Provided data —
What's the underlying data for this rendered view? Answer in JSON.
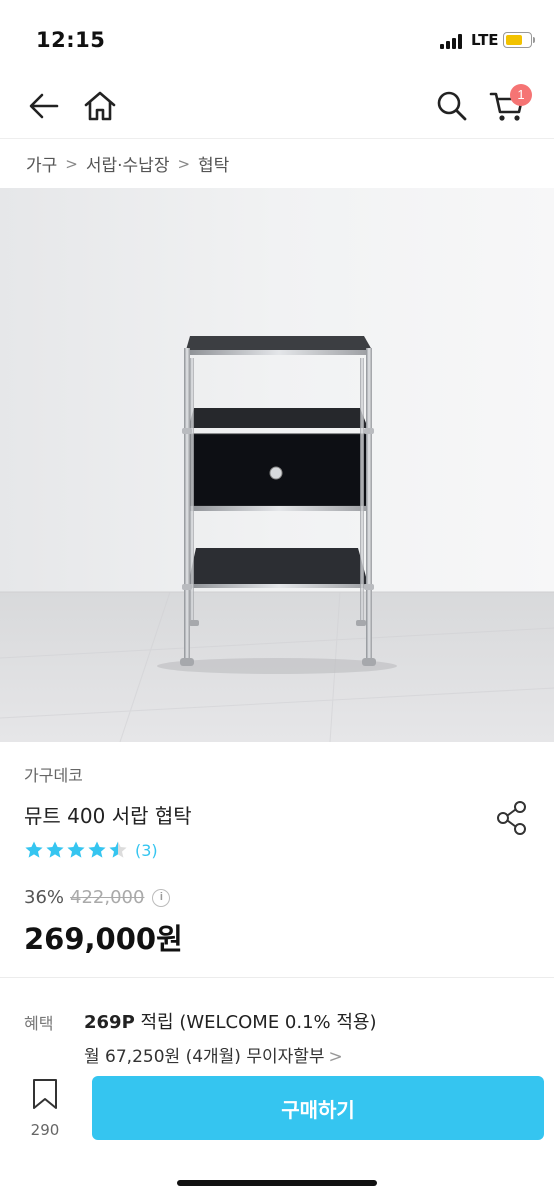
{
  "status_bar": {
    "time": "12:15",
    "network": "LTE"
  },
  "nav": {
    "cart_count": "1"
  },
  "breadcrumb": [
    "가구",
    "서랍·수납장",
    "협탁"
  ],
  "product": {
    "brand": "가구데코",
    "name": "뮤트 400 서랍 협탁",
    "rating": 4.5,
    "review_count": "(3)",
    "discount": "36%",
    "original_price": "422,000",
    "price": "269,000원"
  },
  "benefit": {
    "label": "혜택",
    "points": "269P",
    "points_text": " 적립 (WELCOME 0.1% 적용)",
    "installment": "월 67,250원 (4개월) 무이자할부"
  },
  "bottom_bar": {
    "scrap_count": "290",
    "buy_label": "구매하기"
  },
  "colors": {
    "accent": "#35c5f0",
    "badge": "#f57474"
  }
}
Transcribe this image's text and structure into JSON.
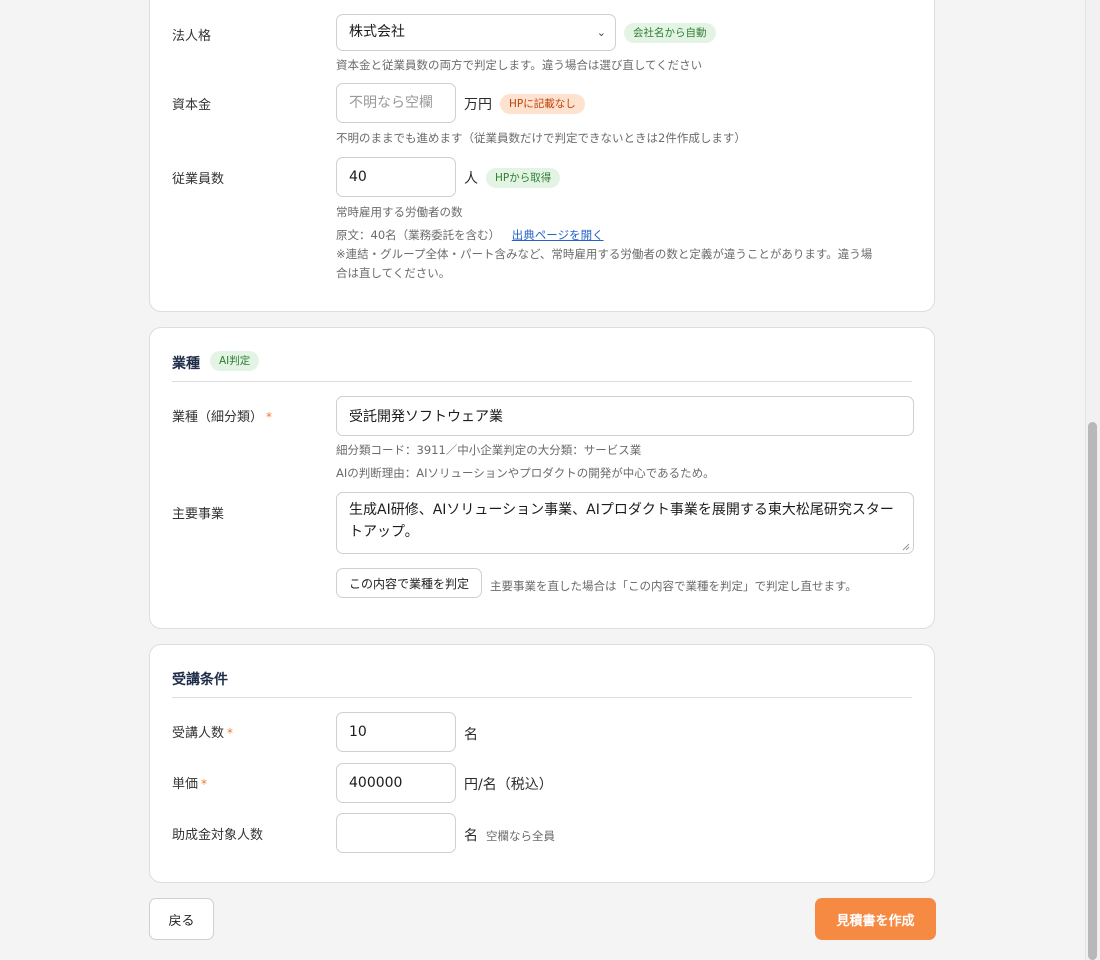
{
  "company": {
    "legal_form_label": "法人格",
    "legal_form_value": "株式会社",
    "legal_form_badge": "会社名から自動",
    "legal_form_hint": "資本金と従業員数の両方で判定します。違う場合は選び直してください",
    "capital_label": "資本金",
    "capital_placeholder": "不明なら空欄",
    "capital_unit": "万円",
    "capital_badge": "HPに記載なし",
    "capital_hint": "不明のままでも進めます（従業員数だけで判定できないときは2件作成します）",
    "employees_label": "従業員数",
    "employees_value": "40",
    "employees_unit": "人",
    "employees_badge": "HPから取得",
    "employees_hint": "常時雇用する労働者の数",
    "employees_source_text": "原文：40名（業務委託を含む）",
    "employees_source_link": "出典ページを開く",
    "employees_note_line1": "※連結・グループ全体・パート含みなど、常時雇用する労働者の数と定義が違うことがあります。違う場",
    "employees_note_line2": "合は直してください。"
  },
  "industry": {
    "title": "業種",
    "title_badge": "AI判定",
    "category_label": "業種（細分類）",
    "required_mark": "*",
    "category_value": "受託開発ソフトウェア業",
    "category_code_hint": "細分類コード：3911／中小企業判定の大分類：サービス業",
    "ai_reason_hint": "AIの判断理由：AIソリューションやプロダクトの開発が中心であるため。",
    "business_label": "主要事業",
    "business_value": "生成AI研修、AIソリューション事業、AIプロダクト事業を展開する東大松尾研究スタートアップ。",
    "judge_button": "この内容で業種を判定",
    "judge_hint": "主要事業を直した場合は「この内容で業種を判定」で判定し直せます。"
  },
  "attendance": {
    "title": "受講条件",
    "count_label": "受講人数",
    "count_value": "10",
    "count_unit": "名",
    "price_label": "単価",
    "price_value": "400000",
    "price_unit": "円/名（税込）",
    "subsidy_label": "助成金対象人数",
    "subsidy_value": "",
    "subsidy_unit": "名",
    "subsidy_hint": "空欄なら全員"
  },
  "footer": {
    "back_button": "戻る",
    "create_button": "見積書を作成"
  },
  "colors": {
    "accent": "#f78a43",
    "required": "#ef7a2f",
    "link": "#2563c9",
    "badge_green_bg": "#e4f4e4",
    "badge_orange_bg": "#fde2cf"
  }
}
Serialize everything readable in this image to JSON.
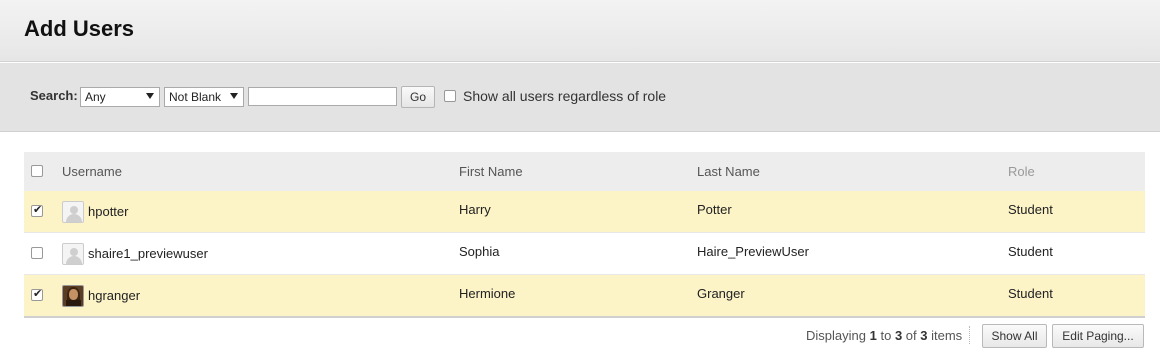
{
  "page": {
    "title": "Add Users"
  },
  "search": {
    "label": "Search:",
    "field_select": "Any",
    "operator_select": "Not Blank",
    "query_value": "",
    "go_label": "Go",
    "show_all_label": "Show all users regardless of role",
    "show_all_checked": false
  },
  "table": {
    "headers": {
      "username": "Username",
      "first_name": "First Name",
      "last_name": "Last Name",
      "role": "Role"
    },
    "rows": [
      {
        "checked": true,
        "avatar": "default-avatar-icon",
        "username": "hpotter",
        "first_name": "Harry",
        "last_name": "Potter",
        "role": "Student"
      },
      {
        "checked": false,
        "avatar": "default-avatar-icon",
        "username": "shaire1_previewuser",
        "first_name": "Sophia",
        "last_name": "Haire_PreviewUser",
        "role": "Student"
      },
      {
        "checked": true,
        "avatar": "photo-avatar",
        "username": "hgranger",
        "first_name": "Hermione",
        "last_name": "Granger",
        "role": "Student"
      }
    ]
  },
  "paging": {
    "prefix": "Displaying",
    "from": "1",
    "to_word": "to",
    "to": "3",
    "of_word": "of",
    "total": "3",
    "suffix": "items",
    "show_all_label": "Show All",
    "edit_paging_label": "Edit Paging..."
  }
}
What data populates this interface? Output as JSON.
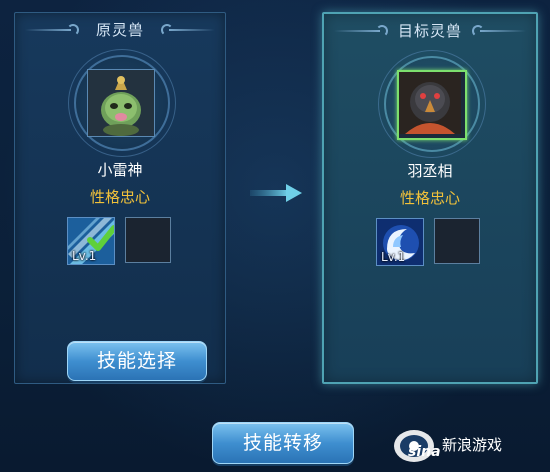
{
  "source_panel": {
    "title": "原灵兽",
    "pet_name": "小雷神",
    "trait": "性格忠心",
    "skill": {
      "level": "Lv.1",
      "icon": "wind-slash-skill-icon",
      "selected": true
    }
  },
  "target_panel": {
    "title": "目标灵兽",
    "pet_name": "羽丞相",
    "trait": "性格忠心",
    "skill": {
      "level": "Lv.1",
      "icon": "water-vortex-skill-icon",
      "selected": false
    }
  },
  "buttons": {
    "select_skill": "技能选择",
    "transfer_skill": "技能转移"
  },
  "watermark": {
    "brand": "sina",
    "text": "新浪游戏"
  },
  "colors": {
    "trait": "#f2c23a",
    "target_border": "#4fa3b3",
    "button": "#3f8fd0",
    "selected_frame": "#7de06e"
  }
}
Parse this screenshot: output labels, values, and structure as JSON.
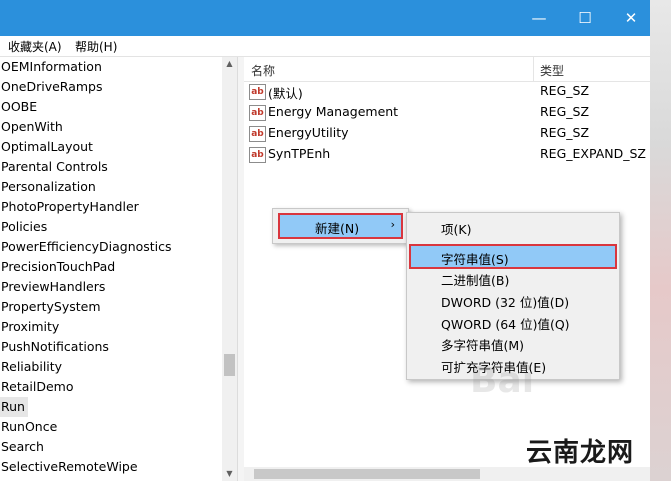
{
  "window": {
    "minimize": "—",
    "maximize": "☐",
    "close": "✕"
  },
  "menubar": {
    "favorites": "收藏夹(A)",
    "help": "帮助(H)"
  },
  "tree": {
    "items": [
      "OEMInformation",
      "OneDriveRamps",
      "OOBE",
      "OpenWith",
      "OptimalLayout",
      "Parental Controls",
      "Personalization",
      "PhotoPropertyHandler",
      "Policies",
      "PowerEfficiencyDiagnostics",
      "PrecisionTouchPad",
      "PreviewHandlers",
      "PropertySystem",
      "Proximity",
      "PushNotifications",
      "Reliability",
      "RetailDemo",
      "Run",
      "RunOnce",
      "Search",
      "SelectiveRemoteWipe"
    ],
    "selected": "Run"
  },
  "list": {
    "col_name": "名称",
    "col_type": "类型",
    "icon_text": "ab",
    "rows": [
      {
        "name": "(默认)",
        "type": "REG_SZ"
      },
      {
        "name": "Energy Management",
        "type": "REG_SZ"
      },
      {
        "name": "EnergyUtility",
        "type": "REG_SZ"
      },
      {
        "name": "SynTPEnh",
        "type": "REG_EXPAND_SZ"
      }
    ]
  },
  "context_menu": {
    "new_label": "新建(N)",
    "arrow": "›"
  },
  "submenu": {
    "items": [
      "项(K)",
      "字符串值(S)",
      "二进制值(B)",
      "DWORD (32 位)值(D)",
      "QWORD (64 位)值(Q)",
      "多字符串值(M)",
      "可扩充字符串值(E)"
    ],
    "highlighted": "字符串值(S)"
  },
  "watermark": {
    "text": "云南龙网"
  },
  "colors": {
    "titlebar": "#2b90dc",
    "highlight": "#91c9f7",
    "annotation_red": "#d9363e"
  }
}
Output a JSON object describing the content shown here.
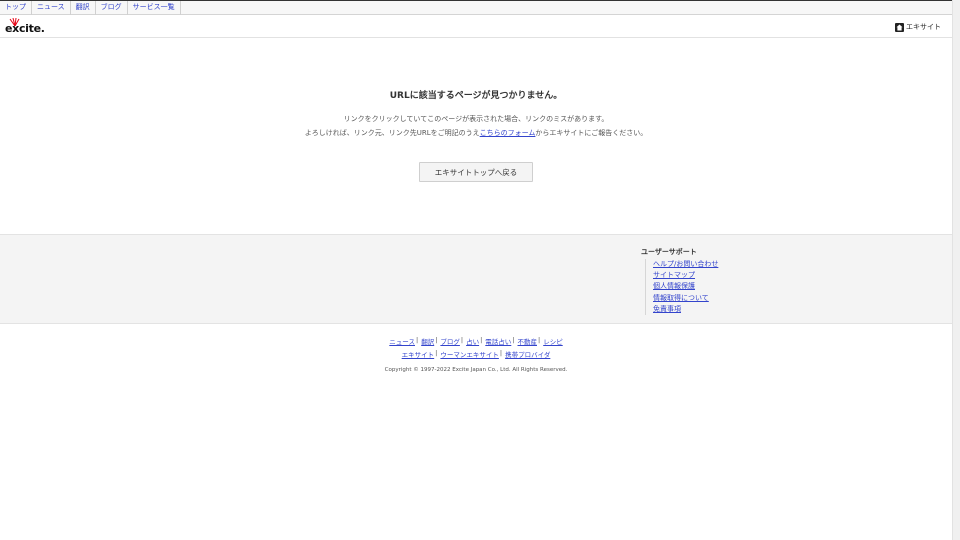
{
  "topnav": {
    "items": [
      "トップ",
      "ニュース",
      "翻訳",
      "ブログ",
      "サービス一覧"
    ]
  },
  "header": {
    "logo_text": "excite.",
    "home_label": "エキサイト",
    "icon": "home-icon",
    "logo_accent": "#e60012"
  },
  "main": {
    "title": "URLに該当するページが見つかりません。",
    "line1": "リンクをクリックしていてこのページが表示された場合、リンクのミスがあります。",
    "line2_before": "よろしければ、リンク元、リンク先URLをご明記のうえ",
    "line2_link": "こちらのフォーム",
    "line2_after": "からエキサイトにご報告ください。",
    "back_button": "エキサイトトップへ戻る"
  },
  "support": {
    "title": "ユーザーサポート",
    "links": [
      "ヘルプ/お問い合わせ",
      "サイトマップ",
      "個人情報保護",
      "情報取得について",
      "免責事項"
    ]
  },
  "footer": {
    "row1": [
      "ニュース",
      "翻訳",
      "ブログ",
      "占い",
      "電話占い",
      "不動産",
      "レシピ"
    ],
    "row2": [
      "エキサイト",
      "ウーマンエキサイト",
      "携帯プロバイダ"
    ],
    "copyright": "Copyright © 1997-2022 Excite Japan Co., Ltd. All Rights Reserved."
  },
  "colors": {
    "link": "#3344cc",
    "background": "#ffffff",
    "support_background": "#f4f4f4"
  }
}
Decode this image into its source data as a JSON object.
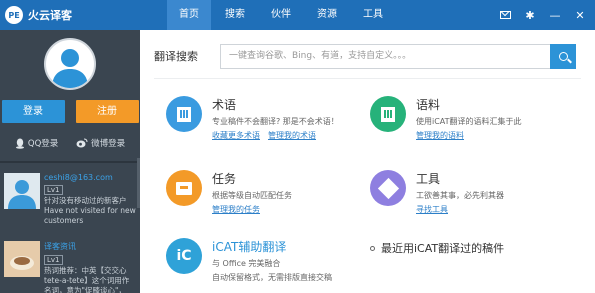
{
  "app": {
    "logo_mark": "PE",
    "title": "火云译客"
  },
  "nav": {
    "items": [
      {
        "label": "首页",
        "active": true
      },
      {
        "label": "搜索",
        "active": false
      },
      {
        "label": "伙伴",
        "active": false
      },
      {
        "label": "资源",
        "active": false
      },
      {
        "label": "工具",
        "active": false
      }
    ],
    "icons": [
      "mail-icon",
      "settings-icon",
      "minimize-icon",
      "close-icon"
    ],
    "minimize_glyph": "—",
    "close_glyph": "✕",
    "settings_glyph": "✱"
  },
  "sidebar": {
    "login_label": "登录",
    "register_label": "注册",
    "qq_label": "QQ登录",
    "weibo_label": "微博登录",
    "feed": [
      {
        "name": "ceshi8@163.com",
        "level": "Lv1",
        "text": "针对没有移动过的新客户 Have not visited for new customers"
      },
      {
        "name": "译客资讯",
        "level": "Lv1",
        "text": "热词推荐：中英【交交心 tete-a-tete】这个词用作名词，意为\"促膝谈心\"，"
      }
    ]
  },
  "search": {
    "label": "翻译搜索",
    "placeholder": "一键查询谷歌、Bing、有道，支持自定义。。。"
  },
  "features": [
    {
      "id": "terms",
      "title": "术语",
      "desc": "专业稿件不会翻译? 那是不会术语！",
      "links": [
        "收藏更多术语",
        "管理我的术语"
      ]
    },
    {
      "id": "corpus",
      "title": "语料",
      "desc": "使用iCAT翻译的语料汇集于此",
      "links": [
        "管理我的语料"
      ]
    },
    {
      "id": "tasks",
      "title": "任务",
      "desc": "根据等级自动匹配任务",
      "links": [
        "管理我的任务"
      ]
    },
    {
      "id": "tools",
      "title": "工具",
      "desc": "工欲善其事，必先利其器",
      "links": [
        "寻找工具"
      ]
    },
    {
      "id": "icat",
      "title": "iCAT辅助翻译",
      "icon_text": "iC",
      "desc": "与 Office 完美融合",
      "desc2": "自动保留格式，无需排版直接交稿"
    }
  ],
  "recent": {
    "label": "最近用iCAT翻译过的稿件"
  },
  "colors": {
    "topbar": "#1f6fb8",
    "sidebar": "#3a4550",
    "blue_icon": "#3a9be0",
    "green_icon": "#26b27a",
    "orange_icon": "#f39a28",
    "purple_icon": "#8e7fe0",
    "teal_icon": "#2fa2d8"
  }
}
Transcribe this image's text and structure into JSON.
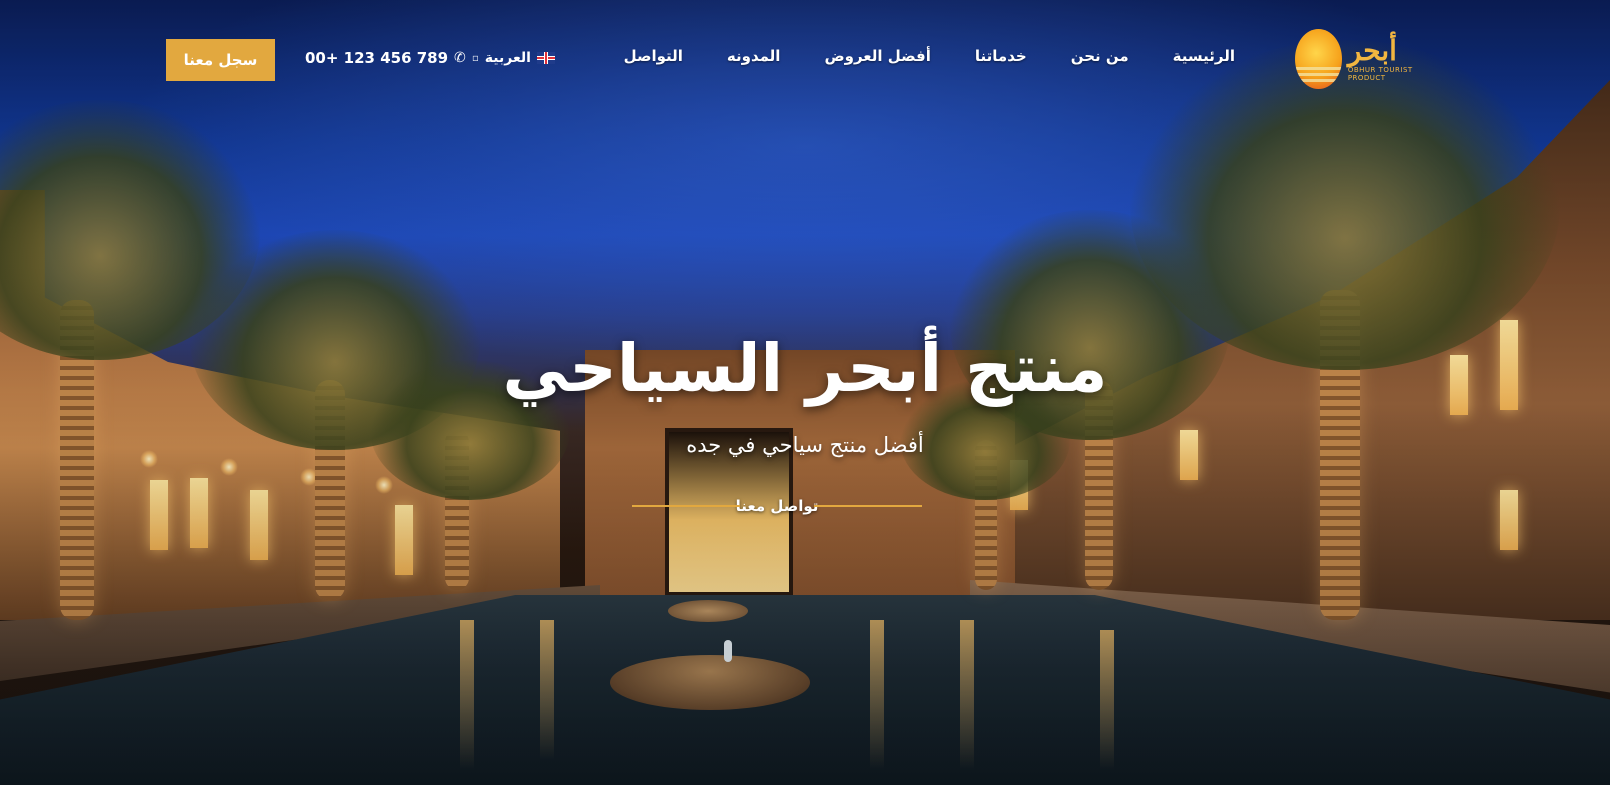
{
  "logo": {
    "arabic": "أبحر",
    "english": "OBHUR TOURIST PRODUCT"
  },
  "nav": {
    "items": [
      {
        "label": "الرئيسية"
      },
      {
        "label": "من نحن"
      },
      {
        "label": "خدماتنا"
      },
      {
        "label": "أفضل العروض"
      },
      {
        "label": "المدونه"
      },
      {
        "label": "التواصل"
      }
    ],
    "language": "العربية",
    "phone": "00+ 123 456 789",
    "register_label": "سجل معنا"
  },
  "hero": {
    "title": "منتج أبحر السياحي",
    "subtitle": "أفضل منتج سياحي في جده",
    "cta_label": "تواصل معنا"
  },
  "colors": {
    "accent": "#e2a83f",
    "text": "#ffffff"
  },
  "icons": {
    "phone": "phone-icon",
    "flag": "uk-flag-icon",
    "caret": "chevron-down-icon"
  }
}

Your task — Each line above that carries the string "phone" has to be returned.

Exercise response —
    "phone": "00+ 123 456 789",
    "phone": "phone-icon",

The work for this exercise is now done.